A collection of the top Upstate headlines for the week of July 6, 2016
Feed and Seed project fills in missing link of local food system
The food hub project has been three years in the making, and when it officially opens for business in April 2017, it will create a better, more fluid food system throughout Greenville County and the Upstate. The food hub will allow local farmers a more efficient way to sell their crops, and make it easier for large scale consumers like restaurants and schools, as well as individuals, to purchase these products at a fair price.
BMW reports decrease in U.S. Sales for June
Sales of two BMW models produced in Spartanburg County — the X3 and X4 — increased in June but weren’t enough to keep the German automaker’s U.S. business from sliding almost 14 percent. BMW of North America reported July 1 it sold 33,769 vehicles last month, compared with 38,350 last June.
Tenants lining up for Hampton Station
Work is ongoing in Greenville’s west side Water Tower District as tenants continue to line up for a place at Hampton Station. The 100,000-square-foot former cotton warehouse on Hampton Avenue, down the street from Swamp Rabbit Cafe and Grocery, is already home to Lions Roar CrossFit and Invert Skate Shop.
Hub City scoops opens in Spartanburg
A new ice cream shop opened July 1 in downtown Spartanburg. Hub City Scoops, owned by Kathy and Mike Silverman, is in the Bijou Market building beside Archived Clothing at 147 E. Main St. The store features 28 flavors of premium ice cream from the Chocolate Shoppe based in Madison, Wis.
Drought creeping up on Upstate
Ole Man Drought appears to be raising his ugly head over the Upstate again.
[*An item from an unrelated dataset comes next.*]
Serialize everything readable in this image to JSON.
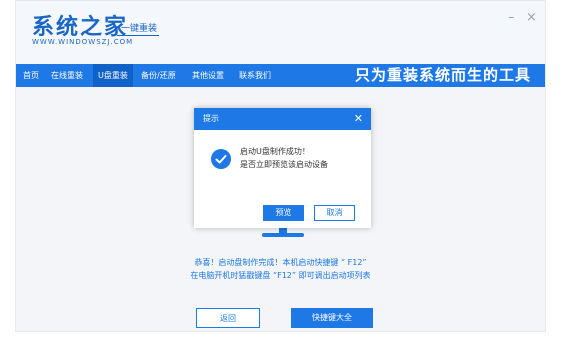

The South Carolina Drought Response Committee is scheduled to meet July 8, and State Climatologist Hope Mizzell said it’s likely that several Upstate counties will be declared in the first stage of drought.
Pickens, Oconee, and Anderson counties are among the hardest hit.